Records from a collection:
>>>

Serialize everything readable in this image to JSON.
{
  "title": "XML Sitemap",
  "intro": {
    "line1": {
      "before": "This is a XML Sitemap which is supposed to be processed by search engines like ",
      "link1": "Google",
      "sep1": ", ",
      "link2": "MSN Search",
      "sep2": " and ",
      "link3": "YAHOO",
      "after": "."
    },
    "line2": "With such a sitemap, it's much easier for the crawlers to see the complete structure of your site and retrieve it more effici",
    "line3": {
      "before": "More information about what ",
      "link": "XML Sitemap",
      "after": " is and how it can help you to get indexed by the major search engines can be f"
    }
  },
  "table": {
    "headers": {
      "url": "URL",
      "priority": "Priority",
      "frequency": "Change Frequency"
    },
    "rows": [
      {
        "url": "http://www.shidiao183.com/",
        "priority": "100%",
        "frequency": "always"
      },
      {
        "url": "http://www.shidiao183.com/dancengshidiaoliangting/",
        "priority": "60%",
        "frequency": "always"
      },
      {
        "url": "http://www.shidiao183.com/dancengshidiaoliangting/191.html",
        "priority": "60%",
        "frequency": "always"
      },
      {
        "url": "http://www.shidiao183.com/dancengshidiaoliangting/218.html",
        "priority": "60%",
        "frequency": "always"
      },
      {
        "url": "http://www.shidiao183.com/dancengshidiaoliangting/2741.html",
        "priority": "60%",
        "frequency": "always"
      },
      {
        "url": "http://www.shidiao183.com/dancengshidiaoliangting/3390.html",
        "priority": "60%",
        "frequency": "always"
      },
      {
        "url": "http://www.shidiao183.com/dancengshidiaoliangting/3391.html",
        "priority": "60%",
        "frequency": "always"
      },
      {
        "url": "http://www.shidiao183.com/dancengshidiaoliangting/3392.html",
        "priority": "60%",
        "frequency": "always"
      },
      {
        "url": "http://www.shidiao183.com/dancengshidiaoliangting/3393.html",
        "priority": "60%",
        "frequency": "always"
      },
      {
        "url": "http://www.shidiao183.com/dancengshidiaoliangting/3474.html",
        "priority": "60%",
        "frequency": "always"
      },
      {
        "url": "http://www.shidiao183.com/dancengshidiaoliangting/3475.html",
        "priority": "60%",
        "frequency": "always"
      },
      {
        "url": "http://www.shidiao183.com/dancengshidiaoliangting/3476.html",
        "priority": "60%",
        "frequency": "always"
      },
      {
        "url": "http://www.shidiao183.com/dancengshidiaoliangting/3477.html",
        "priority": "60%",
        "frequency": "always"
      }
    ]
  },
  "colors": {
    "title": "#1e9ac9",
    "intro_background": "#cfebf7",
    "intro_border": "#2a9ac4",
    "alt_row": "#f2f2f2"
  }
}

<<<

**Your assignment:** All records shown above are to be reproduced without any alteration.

**Expected answer:**
Serialize everything readable in this image to JSON.
{
  "title": "XML Sitemap",
  "intro": {
    "line1": {
      "before": "This is a XML Sitemap which is supposed to be processed by search engines like ",
      "link1": "Google",
      "sep1": ", ",
      "link2": "MSN Search",
      "sep2": " and ",
      "link3": "YAHOO",
      "after": "."
    },
    "line2": "With such a sitemap, it's much easier for the crawlers to see the complete structure of your site and retrieve it more effici",
    "line3": {
      "before": "More information about what ",
      "link": "XML Sitemap",
      "after": " is and how it can help you to get indexed by the major search engines can be f"
    }
  },
  "table": {
    "headers": {
      "url": "URL",
      "priority": "Priority",
      "frequency": "Change Frequency"
    },
    "rows": [
      {
        "url": "http://www.shidiao183.com/",
        "priority": "100%",
        "frequency": "always"
      },
      {
        "url": "http://www.shidiao183.com/dancengshidiaoliangting/",
        "priority": "60%",
        "frequency": "always"
      },
      {
        "url": "http://www.shidiao183.com/dancengshidiaoliangting/191.html",
        "priority": "60%",
        "frequency": "always"
      },
      {
        "url": "http://www.shidiao183.com/dancengshidiaoliangting/218.html",
        "priority": "60%",
        "frequency": "always"
      },
      {
        "url": "http://www.shidiao183.com/dancengshidiaoliangting/2741.html",
        "priority": "60%",
        "frequency": "always"
      },
      {
        "url": "http://www.shidiao183.com/dancengshidiaoliangting/3390.html",
        "priority": "60%",
        "frequency": "always"
      },
      {
        "url": "http://www.shidiao183.com/dancengshidiaoliangting/3391.html",
        "priority": "60%",
        "frequency": "always"
      },
      {
        "url": "http://www.shidiao183.com/dancengshidiaoliangting/3392.html",
        "priority": "60%",
        "frequency": "always"
      },
      {
        "url": "http://www.shidiao183.com/dancengshidiaoliangting/3393.html",
        "priority": "60%",
        "frequency": "always"
      },
      {
        "url": "http://www.shidiao183.com/dancengshidiaoliangting/3474.html",
        "priority": "60%",
        "frequency": "always"
      },
      {
        "url": "http://www.shidiao183.com/dancengshidiaoliangting/3475.html",
        "priority": "60%",
        "frequency": "always"
      },
      {
        "url": "http://www.shidiao183.com/dancengshidiaoliangting/3476.html",
        "priority": "60%",
        "frequency": "always"
      },
      {
        "url": "http://www.shidiao183.com/dancengshidiaoliangting/3477.html",
        "priority": "60%",
        "frequency": "always"
      }
    ]
  },
  "colors": {
    "title": "#1e9ac9",
    "intro_background": "#cfebf7",
    "intro_border": "#2a9ac4",
    "alt_row": "#f2f2f2"
  }
}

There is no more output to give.